|Would it be just to compel citizens of death penalty states to take part in executions? After all, the condemned was sentenced to death in the name of the people of that state. It would be just like jury duty, except much, much worse.|
"Last June, in Davis v. Ayala, Kennedy wrote a concurring opinion that he acknowledged had nothing to do with the issues the court had been asked to resolve, launching a broadside against solitary confinement. He emphasized that Hector Ayala had spent more than 25 years on death row, largely in solitary confinement, and highlighted the dangers of such confinement to the human psyche, which have been well documented since the 18th century.

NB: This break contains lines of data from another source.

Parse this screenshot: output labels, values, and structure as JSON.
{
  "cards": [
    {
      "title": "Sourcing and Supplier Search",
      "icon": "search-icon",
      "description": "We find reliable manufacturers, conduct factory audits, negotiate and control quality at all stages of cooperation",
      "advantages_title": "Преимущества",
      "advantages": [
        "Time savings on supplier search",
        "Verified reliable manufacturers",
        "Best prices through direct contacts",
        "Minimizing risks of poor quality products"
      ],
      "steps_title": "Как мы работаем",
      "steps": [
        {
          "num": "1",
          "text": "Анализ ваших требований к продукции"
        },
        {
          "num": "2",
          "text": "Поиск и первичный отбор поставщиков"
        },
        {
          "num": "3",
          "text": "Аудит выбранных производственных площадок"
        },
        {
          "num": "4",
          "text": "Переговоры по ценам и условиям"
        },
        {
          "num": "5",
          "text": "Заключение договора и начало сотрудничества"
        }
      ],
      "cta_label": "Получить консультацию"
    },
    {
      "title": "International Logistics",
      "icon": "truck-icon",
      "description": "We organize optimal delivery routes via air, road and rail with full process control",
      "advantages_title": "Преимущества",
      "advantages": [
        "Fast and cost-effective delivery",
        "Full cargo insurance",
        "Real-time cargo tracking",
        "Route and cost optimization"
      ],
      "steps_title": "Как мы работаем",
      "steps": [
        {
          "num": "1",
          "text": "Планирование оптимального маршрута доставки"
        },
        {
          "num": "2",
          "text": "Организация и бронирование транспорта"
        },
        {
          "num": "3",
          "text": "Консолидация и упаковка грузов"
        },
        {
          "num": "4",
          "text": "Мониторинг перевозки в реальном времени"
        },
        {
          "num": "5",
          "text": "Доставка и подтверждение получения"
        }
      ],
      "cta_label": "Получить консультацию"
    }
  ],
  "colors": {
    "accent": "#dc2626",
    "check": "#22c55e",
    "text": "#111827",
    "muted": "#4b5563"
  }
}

Citing an 1890 Supreme Court decision, Kennedy wrote, "[T]his Court recognized that, even for prisoners sentenced to death, solitary confinement bears 'a further terror and peculiar infamy.'" He quoted that decision's description of inmates subjected to solitary before execution: "A considerable number of the prisoners fell, after even a short [solitary] confinement, into semi-fatuous condition...and others became violently insane; others, still, committed suicide."

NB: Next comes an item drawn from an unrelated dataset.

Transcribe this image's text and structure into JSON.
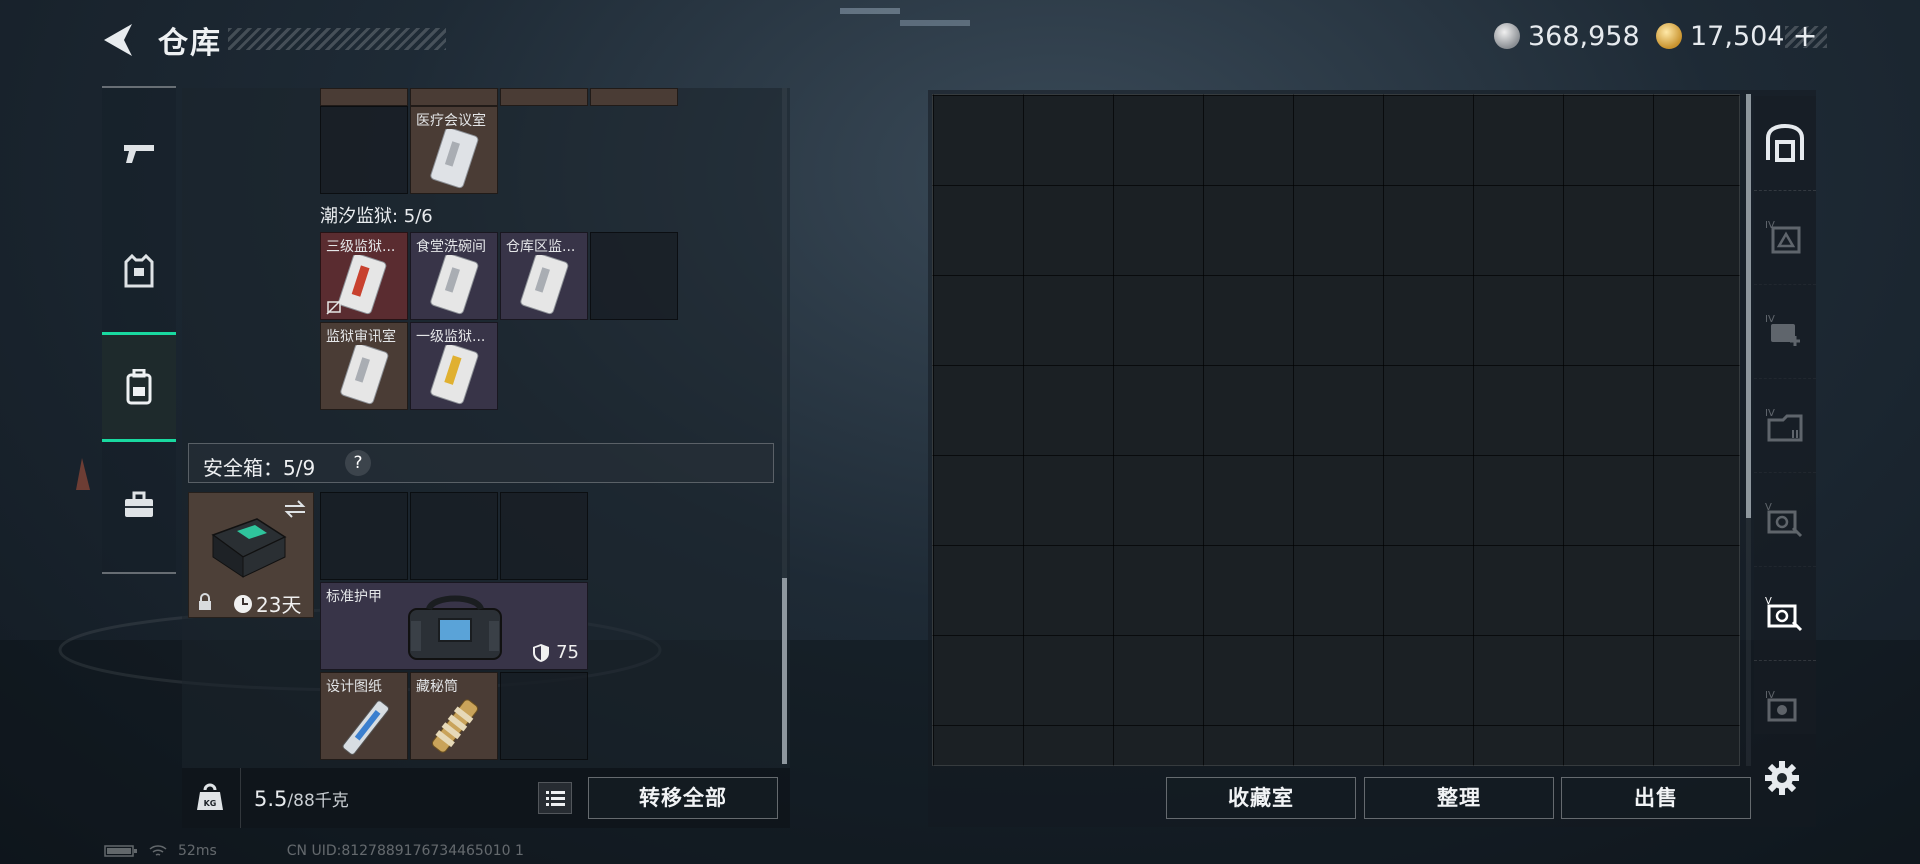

Citing Amnesty International and international law—a habit that's irked fellow conservatives over the years—Kennedy noted that human rights groups consider America's modern treatment of death row inmates, with their long stints in solitary before execution, a form of torture. Kennedy lamented that sentencing judges have no influence on these conditions, writing, "So in many cases, it is as if a judge had no choice but to say: 'In imposing this capital sentence, the court is well aware that during the many years you will serve in prison before your execution, the penal system has a solitary confinement regime that will bring you to the edge of madness, perhaps to madness itself.' Even if the law were to condone or permit this added punishment, so stark an outcome ought not to be the result of society's simple unawareness or indifference.""